Dividend Volatility

From the perspective of an income investor who wants to earn dividends for many years, there is not much point buying a stock if its dividend is regularly cut or is not reliable. For the purpose of this article, we only scrutinise the last decade of Beasley Broadcast Group’s dividend payments. Its dividend payments have fallen by 20% or more on at least one occasion over the past ten years. Its most recent annual dividend was US$0.20 per share, effectively flat on its first payment ten years ago.

Modest growth in the dividend is good to see, but we think this is offset by historical cuts to the payments. It is hard to live on a dividend income if the company’s earnings are not consistent.

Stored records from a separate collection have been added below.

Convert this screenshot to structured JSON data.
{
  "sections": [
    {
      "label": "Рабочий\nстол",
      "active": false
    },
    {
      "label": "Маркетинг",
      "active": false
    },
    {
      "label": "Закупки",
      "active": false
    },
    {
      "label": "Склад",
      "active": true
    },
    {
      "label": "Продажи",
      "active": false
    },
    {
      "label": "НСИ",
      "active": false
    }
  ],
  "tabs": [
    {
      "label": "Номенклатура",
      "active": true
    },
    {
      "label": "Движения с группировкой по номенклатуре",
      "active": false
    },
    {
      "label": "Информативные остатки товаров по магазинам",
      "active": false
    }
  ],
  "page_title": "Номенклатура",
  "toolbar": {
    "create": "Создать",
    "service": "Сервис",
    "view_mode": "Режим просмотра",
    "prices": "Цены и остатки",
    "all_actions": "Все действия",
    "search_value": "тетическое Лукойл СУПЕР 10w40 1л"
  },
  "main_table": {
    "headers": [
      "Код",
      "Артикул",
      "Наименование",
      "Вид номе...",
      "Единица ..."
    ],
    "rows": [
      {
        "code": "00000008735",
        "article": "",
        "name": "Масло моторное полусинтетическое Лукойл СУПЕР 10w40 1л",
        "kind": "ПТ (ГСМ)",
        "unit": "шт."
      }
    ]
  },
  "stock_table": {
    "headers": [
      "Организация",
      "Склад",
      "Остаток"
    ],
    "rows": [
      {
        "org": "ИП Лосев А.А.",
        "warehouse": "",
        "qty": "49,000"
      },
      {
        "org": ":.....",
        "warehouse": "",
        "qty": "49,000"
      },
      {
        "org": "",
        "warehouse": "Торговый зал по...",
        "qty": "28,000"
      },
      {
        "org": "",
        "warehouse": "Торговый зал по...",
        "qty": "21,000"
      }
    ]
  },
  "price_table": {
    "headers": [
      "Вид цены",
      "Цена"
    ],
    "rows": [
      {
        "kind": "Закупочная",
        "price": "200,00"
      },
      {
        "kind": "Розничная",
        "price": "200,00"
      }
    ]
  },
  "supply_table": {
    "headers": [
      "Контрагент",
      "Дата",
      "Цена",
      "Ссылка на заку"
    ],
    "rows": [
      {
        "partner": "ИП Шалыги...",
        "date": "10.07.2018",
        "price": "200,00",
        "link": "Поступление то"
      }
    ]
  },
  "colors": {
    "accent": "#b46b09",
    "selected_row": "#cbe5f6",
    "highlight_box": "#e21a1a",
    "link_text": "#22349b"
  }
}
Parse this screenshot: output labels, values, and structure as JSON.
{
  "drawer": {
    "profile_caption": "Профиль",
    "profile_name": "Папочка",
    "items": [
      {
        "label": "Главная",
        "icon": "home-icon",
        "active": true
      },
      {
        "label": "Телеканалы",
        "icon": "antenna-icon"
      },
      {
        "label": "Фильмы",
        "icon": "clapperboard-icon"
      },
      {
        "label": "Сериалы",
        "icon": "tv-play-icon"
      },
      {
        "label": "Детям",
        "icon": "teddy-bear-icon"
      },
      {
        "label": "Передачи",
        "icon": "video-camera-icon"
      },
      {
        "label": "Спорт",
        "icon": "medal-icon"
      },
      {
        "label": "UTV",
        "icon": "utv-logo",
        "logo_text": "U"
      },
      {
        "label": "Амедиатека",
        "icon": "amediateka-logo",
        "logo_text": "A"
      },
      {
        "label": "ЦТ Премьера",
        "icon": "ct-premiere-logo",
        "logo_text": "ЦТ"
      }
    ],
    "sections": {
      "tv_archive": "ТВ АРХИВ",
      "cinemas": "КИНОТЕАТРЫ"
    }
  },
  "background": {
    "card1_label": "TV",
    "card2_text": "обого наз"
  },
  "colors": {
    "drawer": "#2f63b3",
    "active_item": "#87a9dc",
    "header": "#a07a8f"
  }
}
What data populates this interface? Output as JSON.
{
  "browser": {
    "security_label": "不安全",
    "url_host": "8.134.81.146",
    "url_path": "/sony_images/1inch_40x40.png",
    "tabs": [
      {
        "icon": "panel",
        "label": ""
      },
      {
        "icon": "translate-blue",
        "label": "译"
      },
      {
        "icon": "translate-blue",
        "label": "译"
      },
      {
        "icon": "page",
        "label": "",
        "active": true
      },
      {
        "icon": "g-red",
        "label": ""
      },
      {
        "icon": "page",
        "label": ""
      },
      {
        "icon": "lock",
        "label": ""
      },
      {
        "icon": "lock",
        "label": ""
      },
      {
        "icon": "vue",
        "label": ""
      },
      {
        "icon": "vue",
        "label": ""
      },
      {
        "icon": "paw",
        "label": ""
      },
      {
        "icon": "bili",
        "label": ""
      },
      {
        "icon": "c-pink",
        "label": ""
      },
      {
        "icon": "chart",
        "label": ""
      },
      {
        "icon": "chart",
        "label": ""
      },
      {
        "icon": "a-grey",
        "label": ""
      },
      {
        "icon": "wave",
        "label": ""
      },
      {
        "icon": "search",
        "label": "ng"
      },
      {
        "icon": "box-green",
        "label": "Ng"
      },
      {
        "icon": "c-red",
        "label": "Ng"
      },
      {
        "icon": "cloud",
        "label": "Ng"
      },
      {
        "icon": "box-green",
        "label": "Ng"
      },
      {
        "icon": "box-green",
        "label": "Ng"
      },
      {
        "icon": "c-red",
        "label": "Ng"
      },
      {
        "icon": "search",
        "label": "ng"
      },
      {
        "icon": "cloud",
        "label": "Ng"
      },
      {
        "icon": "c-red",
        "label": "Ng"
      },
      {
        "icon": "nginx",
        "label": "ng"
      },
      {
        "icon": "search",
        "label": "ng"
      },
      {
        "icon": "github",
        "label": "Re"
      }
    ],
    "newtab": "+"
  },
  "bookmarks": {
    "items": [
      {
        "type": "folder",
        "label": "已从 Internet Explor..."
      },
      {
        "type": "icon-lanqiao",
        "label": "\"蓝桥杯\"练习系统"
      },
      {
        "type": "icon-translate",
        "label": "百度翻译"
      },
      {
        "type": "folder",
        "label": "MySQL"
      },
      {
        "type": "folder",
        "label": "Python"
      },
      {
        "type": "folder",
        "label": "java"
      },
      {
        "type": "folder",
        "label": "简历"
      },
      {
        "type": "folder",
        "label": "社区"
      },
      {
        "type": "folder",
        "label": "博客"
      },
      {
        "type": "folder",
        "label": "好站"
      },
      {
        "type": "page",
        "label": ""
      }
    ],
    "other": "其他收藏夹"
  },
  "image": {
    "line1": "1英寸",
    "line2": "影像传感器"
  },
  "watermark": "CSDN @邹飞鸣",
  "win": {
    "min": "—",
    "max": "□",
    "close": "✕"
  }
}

Dividend Growth Potential

With a relatively unstable dividend, it’s even more important to evaluate if earnings per share (EPS) are growing – it’s not worth taking the risk on a dividend getting cut, unless you might be rewarded with larger dividends in future. Strong earnings per share (EPS) growth might encourage our interest in the company despite fluctuating dividends, which is why it’s great to see Beasley Broadcast Group has grown its earnings per share at 103% per annum over the past five years. With recent, rapid earnings per share growth and a payout ratio of 53%, this business looks like an interesting prospect if earnings are reinvested effectively.

Conclusion

When we look at a dividend stock, we need to form a judgement on whether the dividend will grow, if the company is able to maintain it in a wide range of economic circumstances, and if the dividend payout is sustainable. Beasley Broadcast Group’s payout ratios are within a normal range for the average corporation, and we like that its cashflow was stronger than reported profits. Second, earnings per share have been essentially flat, and its history of dividend payments is chequered – having cut its dividend at least once in the past. Beasley Broadcast Group has a number of positive attributes, but it falls slightly short of our (admittedly high) standards. Were there evidence of a strong moat or an attractive valuation, it could still be well worth a look.

See if management have their own wealth at stake, by checking insider shareholdings in Beasley Broadcast Group stock.

We have also put together a list of global stocks with a market capitalisation above $1bn and yielding more 3%.

We aim to bring you long-term focused research analysis driven by fundamental data. Note that our analysis may not factor in the latest price-sensitive company announcements or qualitative material.

If you spot an error that warrants correction, please contact the editor at editorial-team@simplywallst.com. This article by Simply Wall St is general in nature. It does not constitute a recommendation to buy or sell any stock, and does not take account of your objectives, or your financial situation. Simply Wall St has no position in the stocks mentioned. Thank you for reading.